While inflation is the arbiter that gave value a leg up (energy in particular), it is also the concurrent reaction from the Fed to raise the real rate that penalizes growth stocks. A peak in the real rate and lower nominal growth should help make growth attractive again.
Positive catalysts for earnings would be a softer US dollar, a bottoming in industrial activity globally, and a peak in commodity prices, which would give a lift to many consumer and industrial companies that have been under siege.
Yes! The private sector balance sheets on both the consumer and corporate sides were in good shape coming into the year. Inflation is poised to move lower; while it will take time to get to the 2% target, it is starting to turn. Both Europe and China are facing event-driven downturns; these tend to be deep but quicker to turn. And, as noted, China is now easing, which should lift global growth later this year.
Services over goods consumption is one. Another is beneficiaries of supply-chain improvements in the business and consumer space; here I expect better trends in the second half of this year. With the Russia/Ukraine conflict, there is also renewed demand for energy and agricultural exports from the US. I also see opportunities related to workforce development and education, as well as other areas where there is a relative scarcity of labor, including automation and innovation.
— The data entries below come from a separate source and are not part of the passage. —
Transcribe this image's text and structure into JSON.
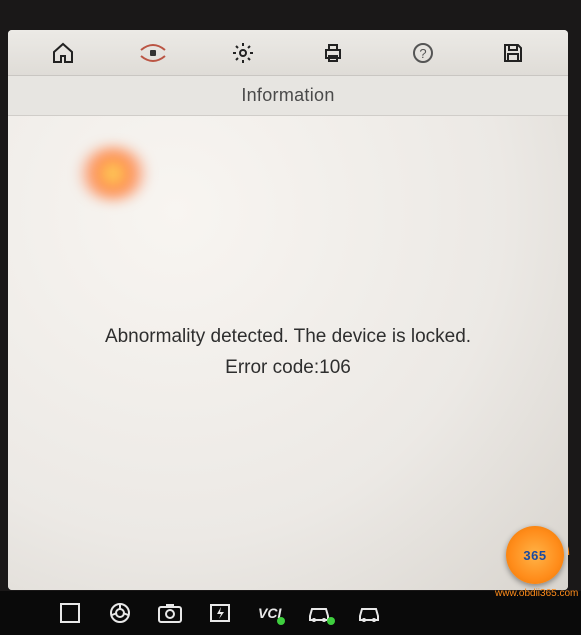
{
  "titleBar": "Information",
  "message": {
    "line1": "Abnormality detected. The device is locked.",
    "line2": "Error code:106"
  },
  "toolbar": {
    "home": "home-icon",
    "connection": "connection-icon",
    "settings": "gear-icon",
    "print": "printer-icon",
    "help": "help-icon",
    "save": "save-icon"
  },
  "bottomBar": {
    "apps": "apps-icon",
    "browser": "chrome-icon",
    "camera": "camera-icon",
    "flash": "flash-icon",
    "vci": "VCI",
    "vehicle1": "car-icon",
    "vehicle2": "car-icon"
  },
  "watermark": {
    "logoText": "365",
    "url": "www.obdii365.com"
  }
}
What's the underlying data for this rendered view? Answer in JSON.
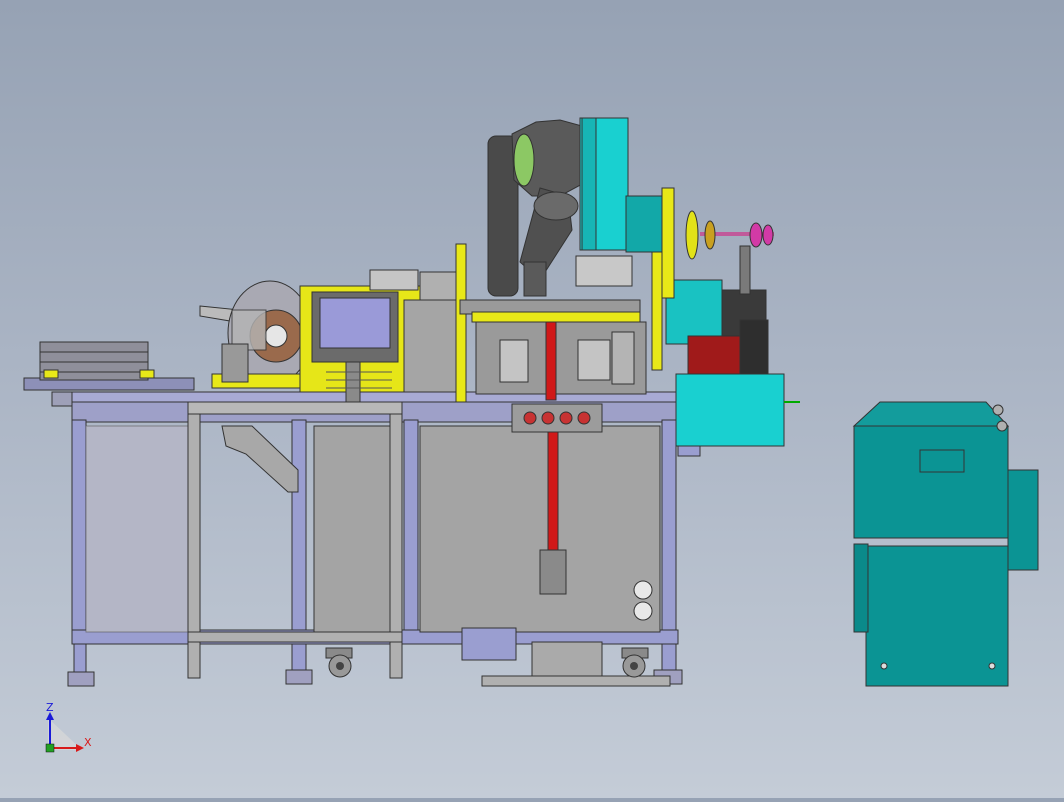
{
  "scene": {
    "type": "cad-3d-model-view",
    "colors": {
      "background_top": "#96a2b4",
      "background_bottom": "#c4ccd7",
      "frame": "#9a9ed0",
      "panel": "#a4a4a4",
      "cabinet": "#0b9494",
      "accent_cyan": "#19d0d0",
      "accent_yellow": "#f0f018",
      "robot_dark": "#4a4a4a",
      "robot_green": "#8cc864"
    }
  },
  "triad": {
    "z_label": "Z",
    "x_label": "X"
  }
}
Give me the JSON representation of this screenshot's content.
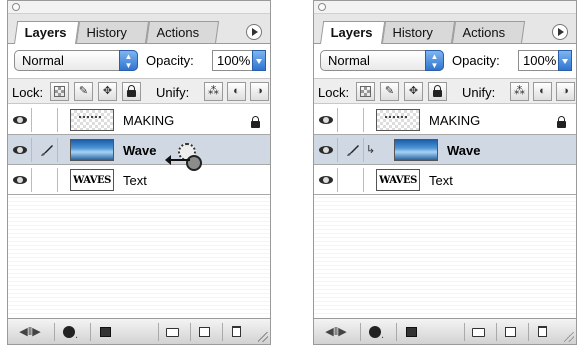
{
  "panels": [
    {
      "tabs": [
        "Layers",
        "History",
        "Actions"
      ],
      "blend_mode": "Normal",
      "opacity_label": "Opacity:",
      "opacity_value": "100%",
      "lock_label": "Lock:",
      "unify_label": "Unify:",
      "layers": [
        {
          "name": "MAKING",
          "selected": false,
          "locked": true
        },
        {
          "name": "Wave",
          "selected": true,
          "locked": false
        },
        {
          "name": "Text",
          "selected": false,
          "locked": false
        }
      ],
      "state": "dragging-into-clipping"
    },
    {
      "tabs": [
        "Layers",
        "History",
        "Actions"
      ],
      "blend_mode": "Normal",
      "opacity_label": "Opacity:",
      "opacity_value": "100%",
      "lock_label": "Lock:",
      "unify_label": "Unify:",
      "layers": [
        {
          "name": "MAKING",
          "selected": false,
          "locked": true
        },
        {
          "name": "Wave",
          "selected": true,
          "locked": false,
          "clipped": true
        },
        {
          "name": "Text",
          "selected": false,
          "locked": false
        }
      ],
      "state": "clipped"
    }
  ],
  "thumbnails": {
    "text_thumb_label": "WAVES"
  },
  "colors": {
    "selected_row": "#d0d8e4",
    "accent_blue": "#2f74d0"
  },
  "icons": [
    "eye-icon",
    "brush-icon",
    "lock-icon",
    "menu-arrow-icon",
    "trash-icon",
    "new-layer-icon",
    "folder-icon",
    "mask-icon",
    "adjustment-icon"
  ]
}
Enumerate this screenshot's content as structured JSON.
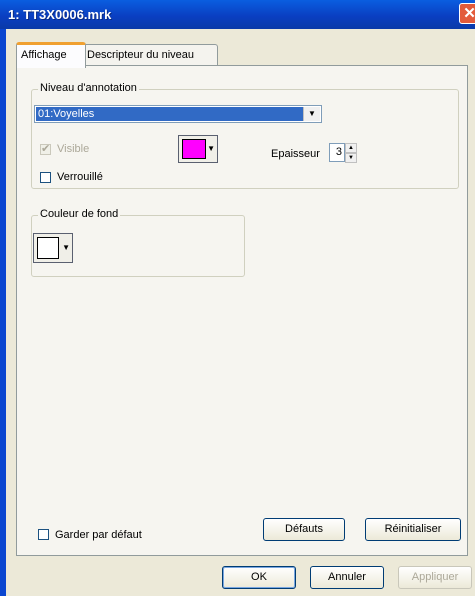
{
  "window": {
    "title": "1: TT3X0006.mrk",
    "close_glyph": "✕"
  },
  "tabs": [
    {
      "label": "Affichage",
      "active": true
    },
    {
      "label": "Descripteur du niveau",
      "active": false
    }
  ],
  "annotation_group": {
    "legend": "Niveau d'annotation",
    "level_select": {
      "value": "01:Voyelles"
    },
    "visible": {
      "label": "Visible",
      "checked": true,
      "enabled": false
    },
    "locked": {
      "label": "Verrouillé",
      "checked": false
    },
    "line_color": "#ff00ff",
    "thickness": {
      "label": "Epaisseur",
      "value": "3"
    }
  },
  "background_group": {
    "legend": "Couleur de fond",
    "color": "#ffffff"
  },
  "keep_default": {
    "label": "Garder par défaut",
    "checked": false
  },
  "buttons": {
    "defaults": "Défauts",
    "reset": "Réinitialiser",
    "ok": "OK",
    "cancel": "Annuler",
    "apply": "Appliquer"
  },
  "icons": {
    "dropdown": "▼",
    "spin_up": "▲",
    "spin_down": "▼",
    "check": "✔"
  }
}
I also think it’s worth looking for opportunities outside the US, where markets are cheaper and recessions are already priced in. Many markets tightened earlier and have the space and ability to ease. I’m also looking at the theme of a capital spending cycle, especially if the current rhetoric from Treasury Secretary Janet Yellen about “friend shoring” holds. This could create opportunities among supply-chain beneficiaries in ASEAN countries, Mexico, and countries with commodity assets.